Full name: John McGough
Nickname(s): The Flying Postman
Born: January 20, 1881 in Armagh, Armagh, Great Britain
Died: April 23, 1967 in Castleblayney, Monaghan, Ireland
Affiliations: Bellahouston Harriers, Glasgow (GBR)
Country: Great Britain
Medals: 1 Silver (1 Total)
Born in Ireland, John McGough moved to Scotland when only six months old and became the leading Scottish middle distance runner in the early years of the century. Living and working as a postman in the famous Gorbals district of Glasgow, he joined the Bellahouston Harriers and won their 1900 cross-country title. At one time he held every Scottish record from 1000y to 4 miles.

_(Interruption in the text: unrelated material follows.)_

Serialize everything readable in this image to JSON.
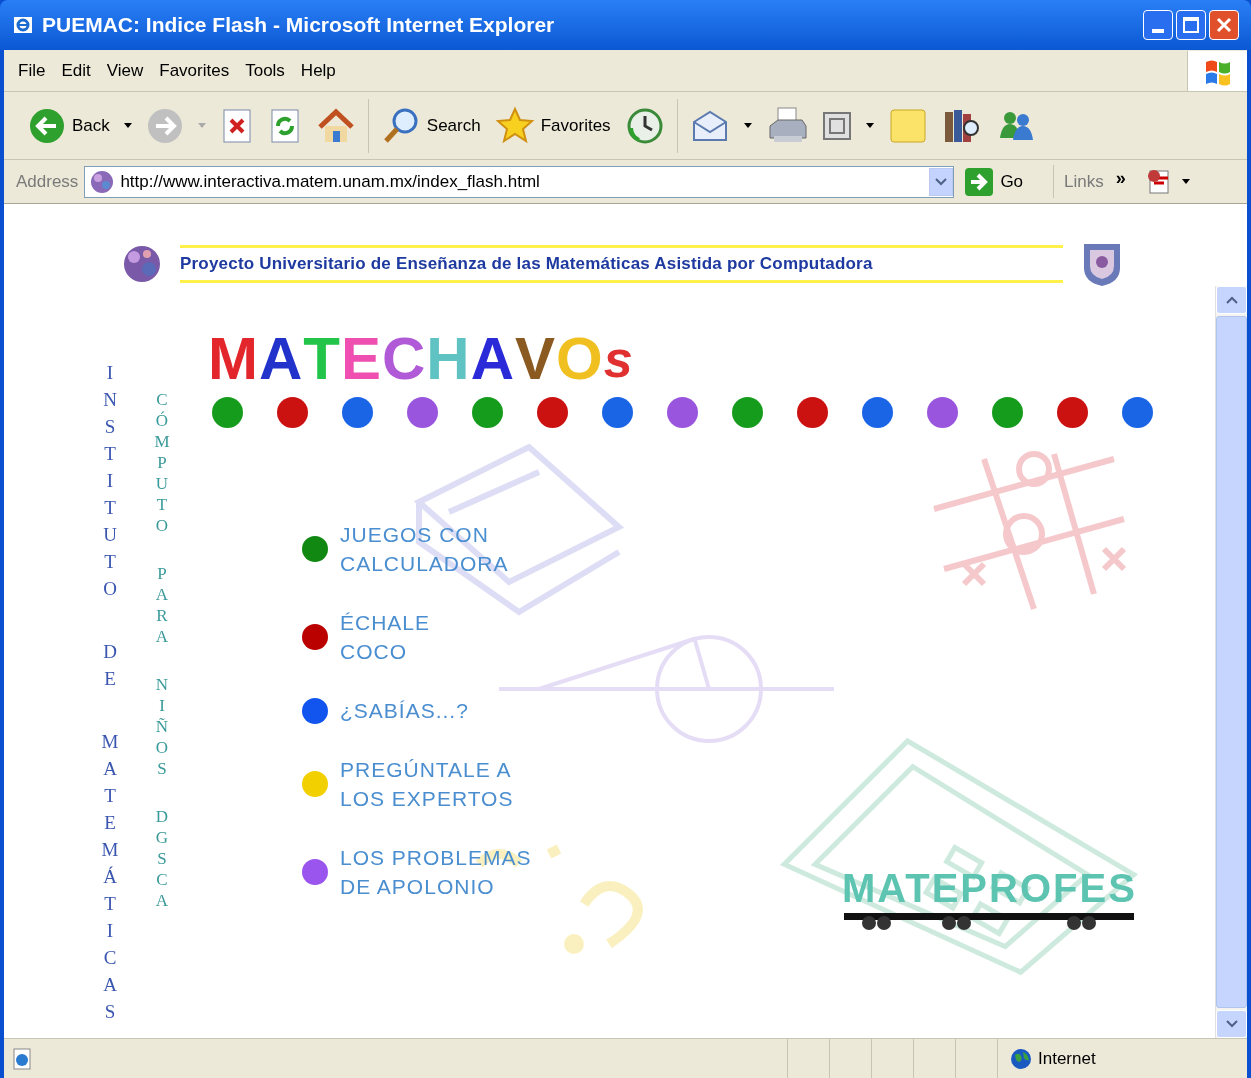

He won a total of 12 Scottish AAA titles: 880y (1903-04, 1907); mile (1902-07, 1910), and 4 miles (1902-03). At Ibrox Stadium on 20 June 1903 McGough won the half-mile, mile and 4-miles titles all in the same afternoon. He was also the Irish AAA champion at both 2 and 3 miles in 1905 and at one mile in 1907. He also finished as runner-up at three successive AAA Championships (1904-06). This was undoubtedly his best distance and he won a silver medal in the 1500 at the 1906 Olympic Games. His journey to Athens for the Games was not a pleasant one as he suffered sea-sickness during part of the trip. He also suffered at the 1908 London Olympics when ran in the 1500 metres with a bandaged ankle and missed the final after finishing third in his heat.

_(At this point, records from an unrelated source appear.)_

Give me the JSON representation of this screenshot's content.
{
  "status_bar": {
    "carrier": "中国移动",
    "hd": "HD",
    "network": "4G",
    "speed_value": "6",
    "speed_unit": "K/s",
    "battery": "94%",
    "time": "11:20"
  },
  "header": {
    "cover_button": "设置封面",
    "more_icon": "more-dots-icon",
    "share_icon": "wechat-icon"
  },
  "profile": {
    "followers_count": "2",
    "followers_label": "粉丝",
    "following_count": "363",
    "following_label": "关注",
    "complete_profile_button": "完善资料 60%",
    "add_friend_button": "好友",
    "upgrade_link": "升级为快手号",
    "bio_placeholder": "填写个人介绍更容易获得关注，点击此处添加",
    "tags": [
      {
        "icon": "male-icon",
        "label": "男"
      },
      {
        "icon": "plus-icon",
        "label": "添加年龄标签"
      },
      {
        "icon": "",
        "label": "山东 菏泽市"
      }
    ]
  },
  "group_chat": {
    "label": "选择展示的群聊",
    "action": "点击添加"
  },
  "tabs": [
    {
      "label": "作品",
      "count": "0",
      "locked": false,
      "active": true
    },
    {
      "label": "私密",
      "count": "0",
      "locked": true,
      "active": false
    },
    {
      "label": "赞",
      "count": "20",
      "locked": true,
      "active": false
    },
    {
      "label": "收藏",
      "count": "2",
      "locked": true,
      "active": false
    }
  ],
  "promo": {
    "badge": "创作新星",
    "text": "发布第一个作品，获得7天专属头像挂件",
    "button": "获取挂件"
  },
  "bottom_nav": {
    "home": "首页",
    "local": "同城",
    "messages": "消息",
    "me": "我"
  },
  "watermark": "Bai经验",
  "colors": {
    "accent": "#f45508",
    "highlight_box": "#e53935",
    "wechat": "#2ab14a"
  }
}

Between 1901-11 McGough averaged more than 20 wins per year and it is said that no Scottish runner won more handicap races off scratch than he did. In his younger days McGough helped out Glasgow Celtic FC as a masseur in the winter months and after his retirement from athletics in 1910 was appointed the assistant manager to Bob Davies at Celtic. When Davies took over at Manchester City FC, McGough moved with him, and stayed until the outbreak of the war when he returned to his native Ireland and became a farmer. He also showed a great interest in Gaelic Football back in his home country and in 1915 was a founder member of the Blackhill Emeralds GAA team and, as a trainer, he helped Monaghan Juniors to win the Ulster title in 1939, 1940 and 1945. In 1947 he was one of the trainers of the Cavan team that beat Kerry in the GAA All-Ireland final at the Polo Grounds, New York.
Personal Bests: 800 â 1:57.6 (1906); 1000y â 2:18.2 (1905); 1500 â 4:12.6e (1906); Mile â 4:19.2 (1906); 2 miles â 9:32.4 (1904); 3 miles â 14:44.6 (1904); 4 miles â 20:06.2 (1905).

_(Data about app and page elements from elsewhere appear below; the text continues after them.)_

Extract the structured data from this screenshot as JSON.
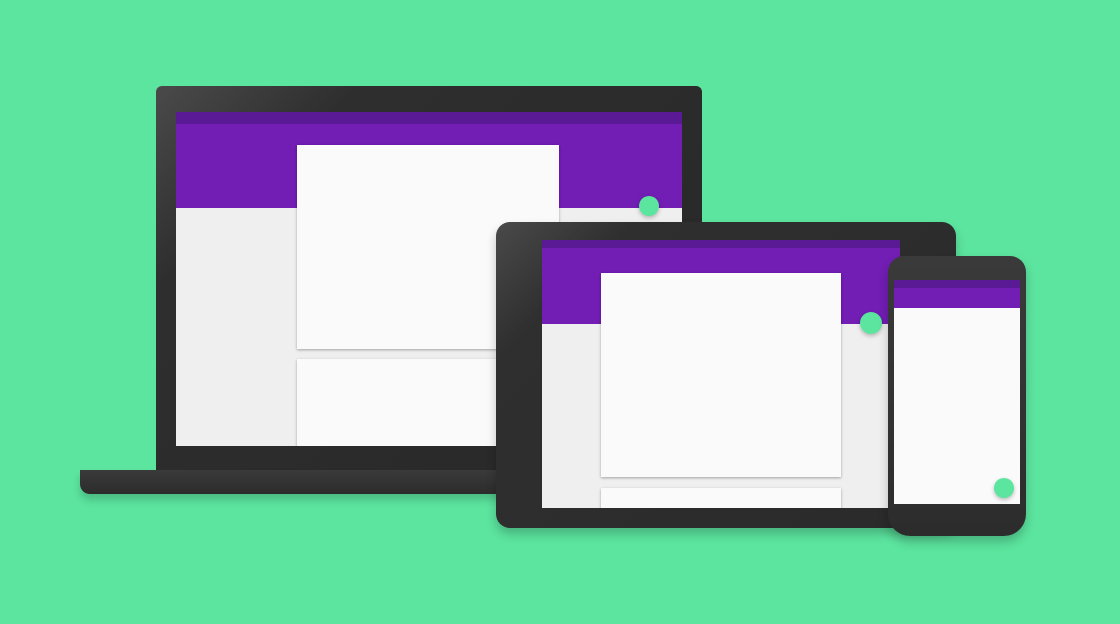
{
  "illustration": {
    "devices": [
      "laptop",
      "tablet",
      "phone"
    ]
  },
  "colors": {
    "background": "#5ce59f",
    "device_frame": "#2c2c2c",
    "status_bar": "#5a1a96",
    "app_bar": "#721db4",
    "screen_background": "#efefef",
    "card": "#fafafa",
    "fab": "#5ce59f"
  }
}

|1906 Summer||25||Athina||Athletics||Men's 800 metres||Great Britain||GBR||AC h4 r1/2|
|1906 Summer||25||Athina||Athletics||Men's 1,500 metres||Great Britain||GBR||2||Silver|
|1906 Summer||25||Athina||Athletics||Men's 5 mile||Great Britain||GBR||AC|
|1908 Summer||27||London||Athletics||Men's 1,500 metres||Great Britain||GBR||3 h4 r1/2|
|1906 Summer||25||Athina||Athletics||Great Britain||Round One||Heat Four||AC|
|1906 Summer||25||Athina||Athletics||Great Britain||Final||2||4:12.6|
|1906 Summer||25||Athina||Athletics||Great Britain||Round One||Heat Two||1||QU||4:18.8|
|1908 Summer||27||London||Athletics||Great Britain||Round One||Heat Four||3||4:16.4||at 30 yds|
|1906 Summer||25||Athina||Athletics||Great Britain||Final Standings||AC|